Last weekend was dedicated to the annual apple pressing. Every year we harvest a hotchpotch of eating and cooking apples from the orchard to transform into a year’s supply of apple juice. By late October, most of our trees (with the exception of the two Spartans and a little tree of unknown variety by the fruit cage) have littered the orchard floor with windfalls and there are only a few apples left on the branches. This year was no exception, particularly given the arrival of some very blowy weather courtesy of Storm Brian.
We start by gathering as many apples as we can in an old wheelbarrow, beginning on one side of the orchard and working our way across to the other. We only collect the apples that are in good condition. Those with large bruises, goose bites or hen pecks are left where they fell. Each time the wheelbarrow fills up, we transport the cargo up to the front garden and empty it onto the grass, where the apples are piled up in their different varieties for processing. The geese usually waddle happily after us, motivated both by their love of apples and compulsion for wheelbarrow chasing. It usually takes about eight trips to gather all the fruit up.

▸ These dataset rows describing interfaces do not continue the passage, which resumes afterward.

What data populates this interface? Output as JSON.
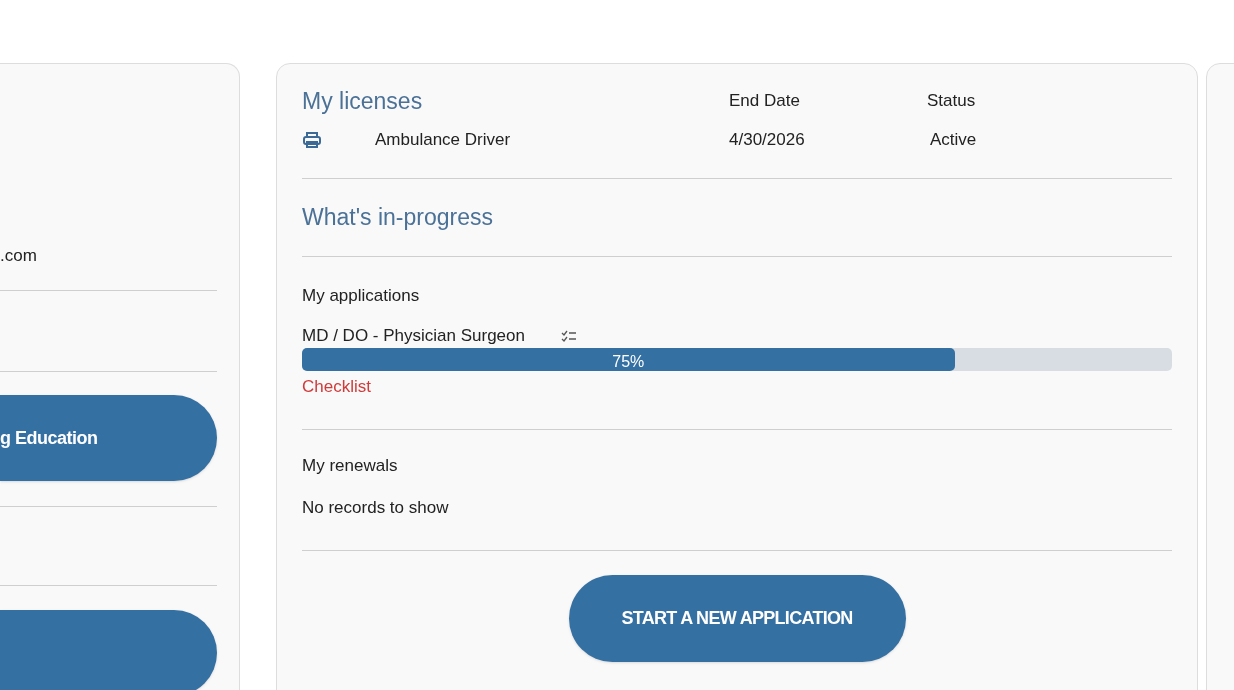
{
  "left_card": {
    "email_fragment": ".com",
    "button_label": "g Education"
  },
  "licenses": {
    "title": "My licenses",
    "columns": [
      "End Date",
      "Status"
    ],
    "rows": [
      {
        "name": "Ambulance Driver",
        "end_date": "4/30/2026",
        "status": "Active"
      }
    ]
  },
  "in_progress": {
    "title": "What's in-progress",
    "applications": {
      "label": "My applications",
      "items": [
        {
          "name": "MD / DO - Physician Surgeon",
          "level": 0.75,
          "percent": "75%",
          "link": "Checklist"
        }
      ]
    },
    "renewals": {
      "label": "My renewals",
      "empty": "No records to show"
    }
  },
  "start_button": "START A NEW APPLICATION"
}
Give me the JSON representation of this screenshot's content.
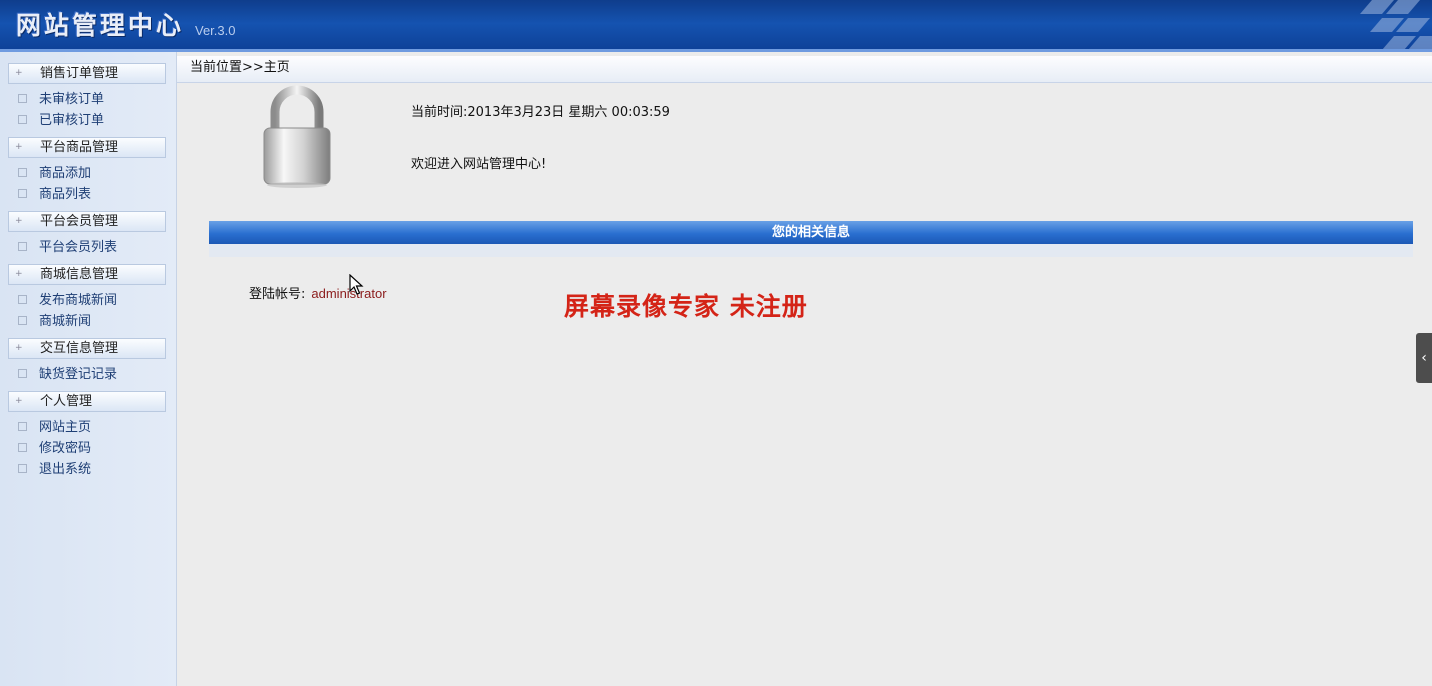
{
  "header": {
    "title": "网站管理中心",
    "version": "Ver.3.0"
  },
  "sidebar": {
    "groups": [
      {
        "label": "销售订单管理",
        "items": [
          "未审核订单",
          "已审核订单"
        ]
      },
      {
        "label": "平台商品管理",
        "items": [
          "商品添加",
          "商品列表"
        ]
      },
      {
        "label": "平台会员管理",
        "items": [
          "平台会员列表"
        ]
      },
      {
        "label": "商城信息管理",
        "items": [
          "发布商城新闻",
          "商城新闻"
        ]
      },
      {
        "label": "交互信息管理",
        "items": [
          "缺货登记记录"
        ]
      },
      {
        "label": "个人管理",
        "items": [
          "网站主页",
          "修改密码",
          "退出系统"
        ]
      }
    ]
  },
  "main": {
    "breadcrumb": "当前位置>>主页",
    "current_time": "当前时间:2013年3月23日 星期六 00:03:59",
    "welcome": "欢迎进入网站管理中心!",
    "info_bar": "您的相关信息",
    "account_label": "登陆帐号:",
    "account_value": "administrator"
  },
  "watermark": "屏幕录像专家  未注册",
  "colors": {
    "header_blue": "#1553b0",
    "info_bar_blue": "#2a6fd0",
    "watermark_red": "#d42417"
  }
}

The apples are then washed in an enormous tub; fed through a garden shredder (which we use solely for apple scrattering); wrapped up in muslin; and juiced using a wooden press. We made the apple press ourselves from a few pieces of untreated pine, bolted together into a frame. To hold the shredded apple, we use a plastic honey tank (basically a large bucket), which has had its bottom and sides peppered with drill holes, so the apple juice can flow out quickly and easily. We’ve also braced the tank with some cable ties to ensure that the whole thing doesn’t split apart under the pressure of the press. A large plastic potting tray with a hole the bottom, catches the juice as it spills out and directs it into bucket below. The press itself is powered by a hand-cranked hydraulic car jack, which sits on top of several wooden blocks. It’s certainly not the prettiest apple press we’ve ever seen, but it works a treat and allows us to process the apples in big batches, which is a real time saver.
As each bucket full of juice is collected (we usually get around 8 litres of juice per pressing), it is filtered through some more muslin suspended over a brewing bucket with a tap attachment. We then switch on the tap to fill up the 1L glass milk bottles we bought from a wholesaler and reuse every year. The bottles are then put in an electric jam maker (which we use as a pasturiser) for around twenty-five minutes at 75°C, which should ensure the juice will keep for at least a year.
This year the apple pressing weekend juice total was 93 litres. Most of the apple juice is now sitting in neat bottled rows in a rather crowded kitchen cupboard, but we’ve also left 23 litres of juice in the brewing bucket with a sprinkling of yeast, so that it can ferment into cider. We’re also planning on leaving some of the cider exposed to the air so that it turns into raw apple cider vinegar. A tiring weekend, but a very satisfying task in the seasonal year to complete.